# Publications

## 2023

- SSC-ANMSimple Sorting Criteria Help Find the Causal Order in Additive Noise ModelsAlexander G. Reisach, Myriam Tami, Christof Seiler, Antoine Chambaz, and Sebastian Weichwald2023
Additive Noise Models (ANM) encode a popular functional assumption that enables learning causal structure from observational data. Due to a lack of real-world data meeting the assumptions, synthetic ANM data are often used to evaluate causal discovery algorithms. Reisach et al. (2021) show that, for common simulation parameters, a variable ordering by increasing variance is closely aligned with a causal order and introduce var-sortability to quantify the alignment. Here, we show that not only variance, but also the fraction of a variable’s variance explained by all others, as captured by the coefficient of determination R^2, tends to increase along the causal order. Simple baseline algorithms can use R^2-sortability to match the performance of established methods. Since R^2-sortability is invariant under data rescaling, these algorithms perform equally well on standardized or rescaled data, addressing a key limitation of algorithms exploiting var-sortability. We characterize and empirically assess R^2-sortability for different simulation parameters. We show that all simulation parameters can affect R^2-sortability and must be chosen deliberately to control the difficulty of the causal discovery task and the real-world plausibility of the simulated data. We provide an implementation of the sortability measures and sortability-based algorithms in our library CausalDisco (https://github.com/CausalDisco/CausalDisco).

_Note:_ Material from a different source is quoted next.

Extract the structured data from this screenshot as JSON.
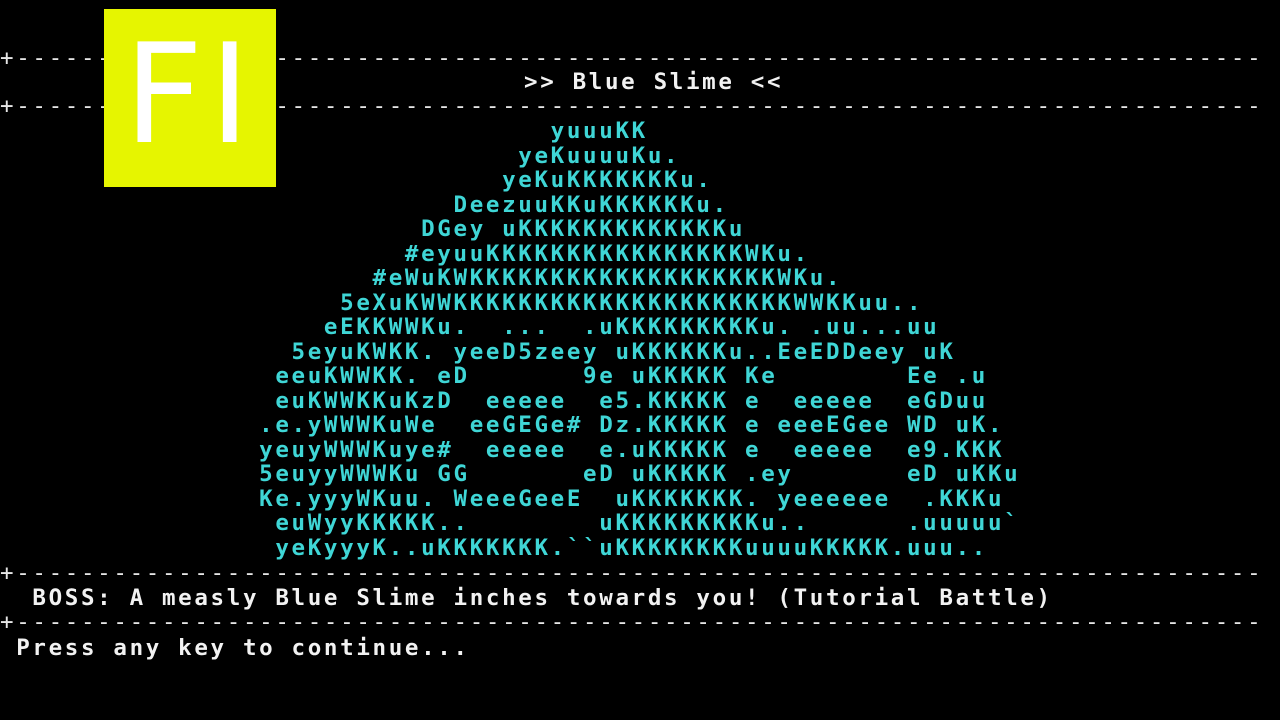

## 2021

- BS-DAG!Beware of the Simulated DAG! Causal Discovery Benchmarks May Be Easy to GameAlexander G. Reisach, Christof Seiler, and Sebastian Weichwald
*Advances in Neural Information Processing Systems*2021Simulated DAG models may exhibit properties that, perhaps inadvertently, render their structure identifiable and unexpectedly affect structure learning algorithms. Here, we show that marginal variance tends to increase along the causal order for generically sampled additive noise models. We introduce varsortability as a measure of the agreement between the order of increasing marginal variance and the causal order. For commonly sampled graphs and model parameters, we show that the remarkable performance of some continuous structure learning algorithms can be explained by high varsortability and matched by a simple baseline method. Yet, this performance may not transfer to real-world data where varsortability may be moderate or dependent on the choice of measurement scales. On standardized data, the same algorithms fail to identify the ground-truth DAG or its Markov equivalence class. While standardization removes the pattern in marginal variance, we show that data generating processes that incur high varsortability also leave a distinct covariance pattern that may be exploited even after standardization. Our findings challenge the significance of generic benchmarks with independently drawn parameters. The code is available at https://github.com/Scriddie/Varsortability